Dr. Rajappa has been the Precision Medicine Fellow at the CBTP since 2016, under the mentorship of Dr. Jeffrey Greenfield, Co-Director with Dr. Mark Souweidane of the CBTP. Dr. Rajappa coordinates Dr. Greenfield’s innovative program, in which every pediatric brain tumor patient operated on is offered genomic sequencing and a targeted medicine consultation as part of their standard of care. When a tumor is biopsied or removed, samples of the tumor are taken directly from the operating room to the pathology lab for examination, to the CBTP laboratory to grow in dishes and animal models, and to the Englander Institute for Precision Medicine for sequencing and drug screening. This complicated process generates a wealth of data about the tumor, the goal of which is to direct targeted treatment efforts.

Dr. Rajappa is excited to be part of an initiative that could be a game-changer in personalized brain tumor treatment for children. He recently presented the CBTP’s Precision Medicine Initiative at a Grand Rounds talk at Nationwide Children’s Hospital in Columbus, Ohio – he was invited to present by Elaine R. Mardis, PhD, Nationwide’s Chair of Genomic Medicine as well as President-elect of the American Association for Cancer Research. Dr. Rajappa also spoke and received the Tumor section’s Pediatric Brain Tumor Award for best paper, on Dr. Greenfield’s behalf, at the CNS annual meeting in Houston last month.

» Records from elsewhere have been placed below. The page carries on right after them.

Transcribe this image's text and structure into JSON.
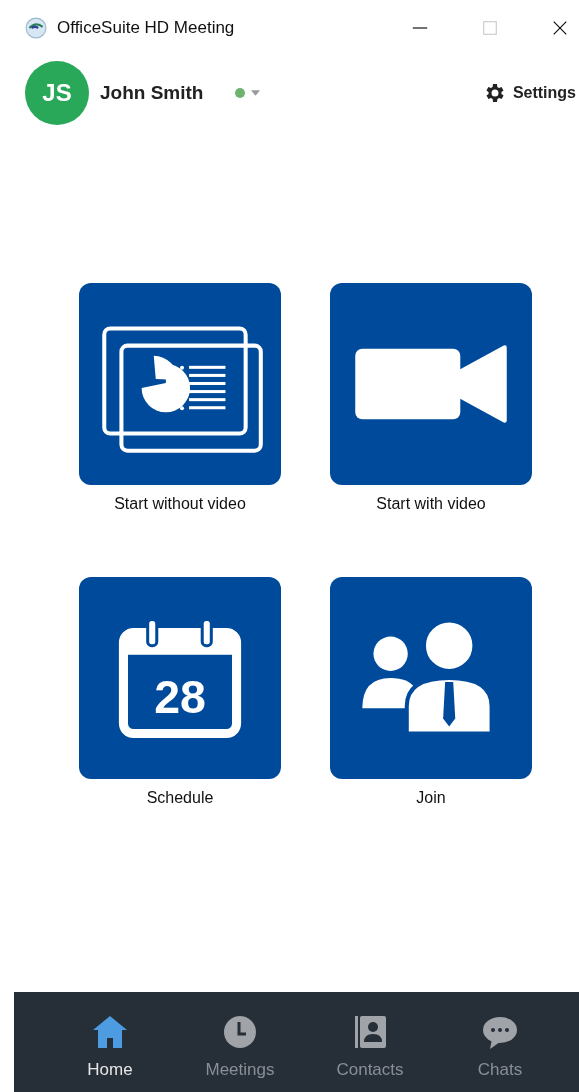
{
  "window": {
    "title": "OfficeSuite HD Meeting"
  },
  "user": {
    "initials": "JS",
    "name": "John Smith",
    "presence": {
      "color": "#6db36d"
    }
  },
  "settings": {
    "label": "Settings"
  },
  "actions": [
    {
      "kind": "share",
      "label": "Start without video"
    },
    {
      "kind": "video",
      "label": "Start with video"
    },
    {
      "kind": "calendar",
      "label": "Schedule",
      "day": "28"
    },
    {
      "kind": "join",
      "label": "Join"
    }
  ],
  "nav": [
    {
      "kind": "home",
      "label": "Home",
      "selected": true
    },
    {
      "kind": "clock",
      "label": "Meetings",
      "selected": false
    },
    {
      "kind": "contacts",
      "label": "Contacts",
      "selected": false
    },
    {
      "kind": "chat",
      "label": "Chats",
      "selected": false
    }
  ]
}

“Precision medicine is the future of cancer care,” says Dr. Rajappa. “I was honored to be invited to present our precision medicine program at Nationwide, because I believe we are setting the new standard of care here and it is gratifying that we are being noticed for setting a national standard for excellence. We offer every family whose child has brain tumor surgery here an individual consultation so we can develop a personalized sequencing algorithm based on their specific disease. Once the sequencing is performed, I present these findings to a multi-disciplinary tumor board. Working closely with the surgeons, oncologists, and the computational arm of the Englander Institute for Precision Medicine, the data we analyze from each case is sifted through to find clinically usable data and hopefully inform actual decisions on how to best treat each child’s tumor.”

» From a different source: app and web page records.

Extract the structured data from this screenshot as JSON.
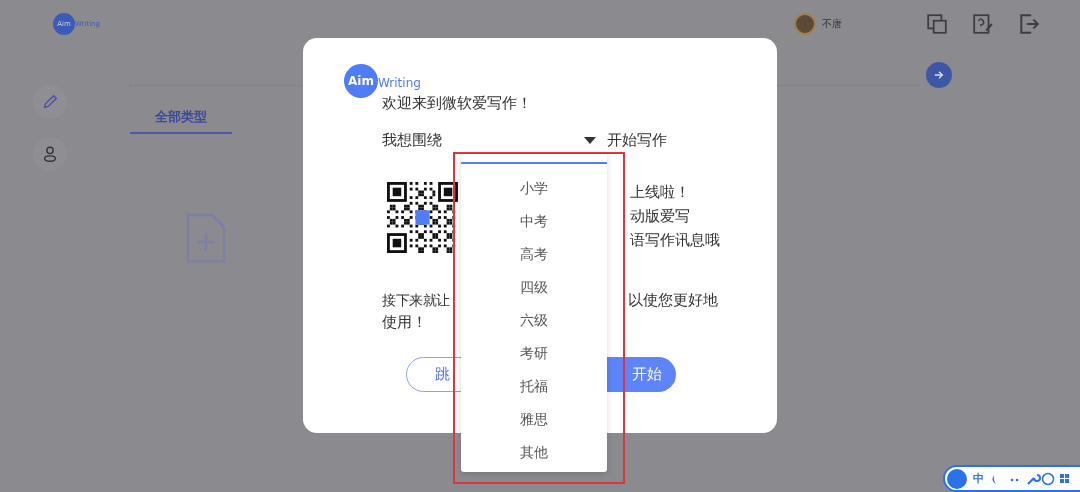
{
  "header": {
    "logo_badge": "Aim",
    "logo_word": "Writing",
    "user_name": "不唐"
  },
  "tabs": [
    {
      "label": "全部类型",
      "selected": true
    }
  ],
  "modal": {
    "logo_badge": "Aim",
    "logo_word": "Writing",
    "welcome": "欢迎来到微软爱写作！",
    "prompt_label": "我想围绕",
    "prompt_suffix": "开始写作",
    "qr_lines": [
      "上线啦！",
      "动版爱写",
      "语写作讯息哦"
    ],
    "intro_start": "接下来就让",
    "intro_end": "以使您更好地",
    "intro_line2": "使用！",
    "buttons": [
      {
        "label": "跳",
        "kind": "outline"
      },
      {
        "label": "开始",
        "kind": "primary"
      }
    ]
  },
  "dropdown": {
    "options": [
      {
        "label": "小学",
        "selected": false
      },
      {
        "label": "中考",
        "selected": false
      },
      {
        "label": "高考",
        "selected": false
      },
      {
        "label": "四级",
        "selected": false
      },
      {
        "label": "六级",
        "selected": false
      },
      {
        "label": "考研",
        "selected": false
      },
      {
        "label": "托福",
        "selected": false
      },
      {
        "label": "雅思",
        "selected": false
      },
      {
        "label": "其他",
        "selected": false
      }
    ]
  },
  "ime": {
    "label": "中"
  }
}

Dr. Rajappa with Drs. Greenfield and SouweidaneDr. Rajappa with Dr. Greenfield and Dr. Souweidane

Dr. Rajappa notes that some of the lab’s most exciting discoveries occur when the genetic data reveal that the tumor is not even the type it had appeared to be under a microscope. “This more accurate molecular diagnosis allows the treating team to re-define and personalize their treatment and allows us to predict prognosis more precisely which is so important for families,” he says. “In the best-case scenarios, sequencing identifies a mutation that can be targeted with a treatment known to be effective against that specific alteration. That’s the bottom line for the entire precision medicine effort: finding a specific treatment that is effective against an individual tumor.”

Dr. Rajappa estimates that through the CBTP’s algorithm and tailored treatment plan, as many as 75 percent of genetic mutations found on sequencing are virtually diagnostic, prognostic, or targetable – and he says he likes those odds.

“We need to improve the standard of care for high grade, inoperable, and recurrent tumors,” Dr. Rajappa emphasizes.  That’s the promise of precision medicine – improving clinical care based on personalized genomic data that will hopefully help kids defeat brain tumors.”

More about Dr. Rajappa  |  More about the Children’s Brain Tumor Project